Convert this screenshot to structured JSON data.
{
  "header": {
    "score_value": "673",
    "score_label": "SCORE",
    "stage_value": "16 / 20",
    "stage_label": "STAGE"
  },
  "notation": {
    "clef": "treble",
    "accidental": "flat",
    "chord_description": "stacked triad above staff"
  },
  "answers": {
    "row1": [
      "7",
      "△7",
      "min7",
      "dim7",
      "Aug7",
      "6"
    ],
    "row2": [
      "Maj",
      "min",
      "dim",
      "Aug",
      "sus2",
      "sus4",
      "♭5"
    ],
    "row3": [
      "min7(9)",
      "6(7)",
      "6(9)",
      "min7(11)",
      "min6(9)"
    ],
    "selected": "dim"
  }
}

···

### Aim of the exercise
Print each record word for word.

### Written answer
Convert this screenshot to structured JSON data.
{
  "header": {
    "score_value": "673",
    "score_label": "SCORE",
    "stage_value": "16 / 20",
    "stage_label": "STAGE"
  },
  "notation": {
    "clef": "treble",
    "accidental": "flat",
    "chord_description": "stacked triad above staff"
  },
  "answers": {
    "row1": [
      "7",
      "△7",
      "min7",
      "dim7",
      "Aug7",
      "6"
    ],
    "row2": [
      "Maj",
      "min",
      "dim",
      "Aug",
      "sus2",
      "sus4",
      "♭5"
    ],
    "row3": [
      "min7(9)",
      "6(7)",
      "6(9)",
      "min7(11)",
      "min6(9)"
    ],
    "selected": "dim"
  }
}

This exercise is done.